"People are into fights where people don't like each other," said White. "You get excited for fights like this."
St-Pierre and Diaz also got into it when Diaz recalled how neither would give ground when the two ran into each other at a hotel some time ago.
"You really think I'm afraid of you," said St-Pierre, his voice rising. "Are you crazy in your head, man? I'm not scared of you. You'll see Saturday if I'm scared of you."
One question later, Diaz went back at St-Pierre.
"Why are you mad, bro? Because you're full of (crap) and everyone knows it?"
"I didn't say nothing bad," said GSP. "You started the whole thing."
Diaz did apologize to the fans for skipping Wednesday's public workout, saying he had only got in at midnight the night before and needed his sleep.
"All the other guys flew in before he did," said White, who noted he landed at 4:30 a.m. Thursday. "And what's funny is (manager and head trainer) Cesar Gracie planned his flight, because Cesar said if he goes earlier, he won't show up.
"We don't just throw flights together, we work with the teams. We've never had these issues before but we're dealing with Nick. We know that."
Diaz (27-8-1) has been suspended twice for testing positive for marijuana and almost had the UFC banned from a Las Vegas hospital after he and Joe (Diesel) Riggs brawled in the medical facility where they had been taken for their post-fight checkup following their UFC 57 bout in 2006.
Diaz was also dropped from a UFC 137 title fight with St-Pierre in October 2011 after failing to show up for news conferences in Toronto and Las Vegas.
White said Diaz had not been disciplined for not showing up Wednesday, saying he would rather pick his battles — meaning missing a public workout is pretty much a misdemeanour on Diaz's UFC blotter.
But he also said that in spite of all his missteps, Diaz had done more to promote this fight than he ever has before.
When it was all said and done Thursday, St-Pierre sounded like the one tired of all the tomfoolery.
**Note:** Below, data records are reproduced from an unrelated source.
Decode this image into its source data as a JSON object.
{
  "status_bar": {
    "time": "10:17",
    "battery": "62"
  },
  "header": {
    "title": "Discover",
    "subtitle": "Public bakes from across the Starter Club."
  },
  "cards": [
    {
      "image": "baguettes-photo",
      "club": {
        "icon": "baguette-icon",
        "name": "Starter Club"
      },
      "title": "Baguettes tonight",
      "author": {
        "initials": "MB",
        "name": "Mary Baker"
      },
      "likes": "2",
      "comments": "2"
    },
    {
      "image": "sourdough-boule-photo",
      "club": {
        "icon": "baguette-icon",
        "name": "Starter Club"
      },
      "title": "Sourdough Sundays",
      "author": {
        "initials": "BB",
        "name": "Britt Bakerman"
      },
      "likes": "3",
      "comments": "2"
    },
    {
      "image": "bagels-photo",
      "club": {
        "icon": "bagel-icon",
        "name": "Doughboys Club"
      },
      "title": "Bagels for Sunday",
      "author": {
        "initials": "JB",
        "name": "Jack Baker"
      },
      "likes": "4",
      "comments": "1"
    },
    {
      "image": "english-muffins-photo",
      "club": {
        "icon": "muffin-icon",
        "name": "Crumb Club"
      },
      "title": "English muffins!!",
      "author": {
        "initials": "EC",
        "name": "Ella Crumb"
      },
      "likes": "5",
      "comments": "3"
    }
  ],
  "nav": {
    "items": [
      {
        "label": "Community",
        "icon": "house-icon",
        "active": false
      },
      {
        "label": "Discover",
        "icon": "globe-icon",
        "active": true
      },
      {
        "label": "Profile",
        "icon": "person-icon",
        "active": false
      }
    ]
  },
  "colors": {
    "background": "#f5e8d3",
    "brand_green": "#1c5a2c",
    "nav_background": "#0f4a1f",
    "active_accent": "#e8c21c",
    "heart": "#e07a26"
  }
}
"It's not fun to be here. I'm cutting weight. We're all cutting weight. We're all in the same boat. We have to (answer) the same question all over again. It's getting old. But it's going to be over soon."
White, for one, knows Diaz could make his life far more complicated.
"Should he win Saturday night, it's going to be interesting," he mused.
"He is a fascinating human being, very tough to figure out," he added. "What most people care about, he does not. He's a very unique individual."
Diaz offered his own self-analysis.
"It's the funniest thing but I like to think I'm not a violent person. I'm a martial artist. And I like to be respected as a high-level martial artist," said Diaz.